      Now this is a problem which I’m bewildered by. Famous movie stars have been very influential in getting movies made as far back as the early 20th century, but up until the millennium casting tended to be fairly good on the whole. At the very least actors tended to look the part for their roles, but I find with a lot of movies today the casting is totally wrong. Take the movie Red Dragon, which was a remake of Manhunter. The script was decent, the direction was mediocre and the cast was just awful. Ralph Fiennes (or Rafe Fines or however the hell you pronounce his name) is a very good actor, but he looks nothing like the serial killer character that was in the original movie nor the description given in the novel. Same goes for Edward Norton, a good actor who doesn’t fit the role of the cop character he plays. William Peterson was much better in the original. And then the series Hannibal had even worse casting. The guy who played Lecter himself was decent, I thought, but the rest of the cast was awful. Even the genders and ethnicities of key characters are changed from the original novels and movie versions. Was that just to fit in with the stupid social group representation political correctness trend? Scott Glenn was great in Silence of the Lambs as the behavioral crime unit boss – he had that enduring sadness fitting with his line of work, but Lawrence Fishburne (who I like generally) doesn’t fit the bill. And this is happening all over the place. There’s a good reason the studios never took up Dustin Hoffman’s desire to play James Bond.

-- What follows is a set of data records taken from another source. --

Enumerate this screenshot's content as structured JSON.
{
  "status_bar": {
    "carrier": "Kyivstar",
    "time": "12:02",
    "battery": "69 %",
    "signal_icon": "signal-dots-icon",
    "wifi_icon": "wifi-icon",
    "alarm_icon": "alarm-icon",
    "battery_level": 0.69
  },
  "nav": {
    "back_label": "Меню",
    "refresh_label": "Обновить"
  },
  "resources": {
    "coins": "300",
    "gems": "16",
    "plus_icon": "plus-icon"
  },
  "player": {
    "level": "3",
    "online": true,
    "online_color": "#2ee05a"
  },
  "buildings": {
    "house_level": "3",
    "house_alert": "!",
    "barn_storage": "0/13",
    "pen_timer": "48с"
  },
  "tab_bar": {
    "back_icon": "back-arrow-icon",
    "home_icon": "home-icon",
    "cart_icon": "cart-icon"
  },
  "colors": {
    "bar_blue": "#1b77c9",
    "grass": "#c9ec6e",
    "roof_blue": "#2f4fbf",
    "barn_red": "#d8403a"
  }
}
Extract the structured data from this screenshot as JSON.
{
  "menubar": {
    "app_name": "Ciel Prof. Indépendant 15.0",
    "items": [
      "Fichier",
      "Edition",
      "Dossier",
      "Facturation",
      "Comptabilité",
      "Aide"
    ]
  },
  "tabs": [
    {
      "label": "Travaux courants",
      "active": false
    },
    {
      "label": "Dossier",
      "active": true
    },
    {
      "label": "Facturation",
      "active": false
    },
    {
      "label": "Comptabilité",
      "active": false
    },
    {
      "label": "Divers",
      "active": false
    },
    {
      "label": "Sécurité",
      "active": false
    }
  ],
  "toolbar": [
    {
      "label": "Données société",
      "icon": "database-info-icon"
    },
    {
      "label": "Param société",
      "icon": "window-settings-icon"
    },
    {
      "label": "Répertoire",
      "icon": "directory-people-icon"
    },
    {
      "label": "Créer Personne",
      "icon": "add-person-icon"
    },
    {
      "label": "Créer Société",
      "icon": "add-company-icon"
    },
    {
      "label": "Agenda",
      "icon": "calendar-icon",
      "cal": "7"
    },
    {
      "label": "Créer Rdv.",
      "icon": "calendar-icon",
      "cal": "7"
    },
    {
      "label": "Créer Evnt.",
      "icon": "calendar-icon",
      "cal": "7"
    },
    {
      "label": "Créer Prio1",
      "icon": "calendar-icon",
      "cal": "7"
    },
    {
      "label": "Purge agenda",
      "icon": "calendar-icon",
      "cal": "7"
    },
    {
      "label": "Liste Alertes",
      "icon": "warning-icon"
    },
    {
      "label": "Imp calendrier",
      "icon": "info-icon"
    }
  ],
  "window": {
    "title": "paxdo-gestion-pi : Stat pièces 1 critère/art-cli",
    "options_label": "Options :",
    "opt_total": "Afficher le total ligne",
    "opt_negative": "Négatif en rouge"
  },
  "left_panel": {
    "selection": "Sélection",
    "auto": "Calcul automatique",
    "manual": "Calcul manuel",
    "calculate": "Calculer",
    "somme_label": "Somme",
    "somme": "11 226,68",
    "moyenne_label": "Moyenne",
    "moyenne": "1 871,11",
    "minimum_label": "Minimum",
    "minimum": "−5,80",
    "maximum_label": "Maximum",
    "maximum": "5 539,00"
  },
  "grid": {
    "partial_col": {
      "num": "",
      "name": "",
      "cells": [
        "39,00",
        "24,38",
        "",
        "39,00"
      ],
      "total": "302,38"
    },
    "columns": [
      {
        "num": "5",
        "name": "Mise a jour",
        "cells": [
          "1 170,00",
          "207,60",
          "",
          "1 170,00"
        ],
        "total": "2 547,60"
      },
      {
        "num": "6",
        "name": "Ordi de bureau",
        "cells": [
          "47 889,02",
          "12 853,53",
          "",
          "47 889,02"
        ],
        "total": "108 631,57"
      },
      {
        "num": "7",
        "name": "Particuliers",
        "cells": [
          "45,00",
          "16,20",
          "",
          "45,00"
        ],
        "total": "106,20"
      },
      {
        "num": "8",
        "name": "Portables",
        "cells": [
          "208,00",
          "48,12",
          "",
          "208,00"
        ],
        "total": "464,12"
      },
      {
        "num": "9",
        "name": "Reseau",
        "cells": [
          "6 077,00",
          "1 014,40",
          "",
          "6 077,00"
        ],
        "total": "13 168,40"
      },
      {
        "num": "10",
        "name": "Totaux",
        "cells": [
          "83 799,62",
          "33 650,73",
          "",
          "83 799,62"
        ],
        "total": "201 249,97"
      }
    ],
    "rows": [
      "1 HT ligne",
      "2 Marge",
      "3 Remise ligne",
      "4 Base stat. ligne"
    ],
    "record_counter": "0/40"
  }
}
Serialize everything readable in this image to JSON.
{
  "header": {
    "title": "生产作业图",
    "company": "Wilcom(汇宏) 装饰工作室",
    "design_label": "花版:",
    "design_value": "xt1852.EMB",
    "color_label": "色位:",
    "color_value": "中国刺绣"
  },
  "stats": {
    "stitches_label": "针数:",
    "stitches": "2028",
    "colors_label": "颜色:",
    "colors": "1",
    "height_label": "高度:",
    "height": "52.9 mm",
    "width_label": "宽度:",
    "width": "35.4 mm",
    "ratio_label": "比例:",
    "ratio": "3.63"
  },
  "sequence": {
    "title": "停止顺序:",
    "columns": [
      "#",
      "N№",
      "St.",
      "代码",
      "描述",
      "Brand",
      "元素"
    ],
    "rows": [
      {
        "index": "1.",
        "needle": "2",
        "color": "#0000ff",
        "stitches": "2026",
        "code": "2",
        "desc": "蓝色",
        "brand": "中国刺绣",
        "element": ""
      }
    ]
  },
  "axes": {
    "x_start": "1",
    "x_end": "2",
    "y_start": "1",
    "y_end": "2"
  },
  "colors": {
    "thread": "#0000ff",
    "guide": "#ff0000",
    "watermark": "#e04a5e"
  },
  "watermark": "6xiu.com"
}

  40. Salma Hayek recalls Harvey Weinstein ‘fury’ on ‘Frida’ set in op-ed

    Salma Hayek said in her piece that Edward Norton helped her by doing script re-writes (for no credit) that Weinstein was demanding.


  41. Bruce Willis and Alec Baldwin join thriller directed by Edward Norton

    Edward Norton just secured some A-list talent for his upcoming thriller Motherless Brooklyn.

    Deadline reports that Bruce Willis and Alec Baldwin have signed on for roles opposite Norton, who also wrote the movie and will direct. Gugu Mbatha-Raw (The Cloverfield Paradox) has also joined the cast that already includes Willem Dafoe, Leslie Mann, Michael K. Williams, Cherry Jones, Ethan Suplee, Josh Pais, Fisher Stevens, and Robert Wisdom.

    Inspired by by Jonathan Lethem’s novel of the same name, the movie is set in New York in the ’50s and centers on Lionel Essrog (Norton), a lonely private detective with Tourette’s Syndrome. As he tries to solve the murder of his mentor and only friend, Frank Minna (Willis), he puts his obsessive mind to the test and unravels secrets that could affect the future of the entire city.

    Willis will also star in the upcoming reboot of Death Wish, and he’s working on Glass, M. Night Shyamalan’s sequel to 2000’s Unbreakable and 2016’s Split. Meanwhile, Baldwin is in this summer’s Mission: Impossible — Fallout and he’ll play Jack Nicholson’s role in NBC’s live production of A Few Good Men.


Leave a Reply

Fill in your details below or click an icon to log in: Logo

You are commenting using your account. Log Out / Change )

Twitter picture

You are commenting using your Twitter account. Log Out / Change )

Facebook photo

You are commenting using your Facebook account. Log Out / Change )

Google+ photo

You are commenting using your Google+ account. Log Out / Change )

Connecting to %s

%d bloggers like this: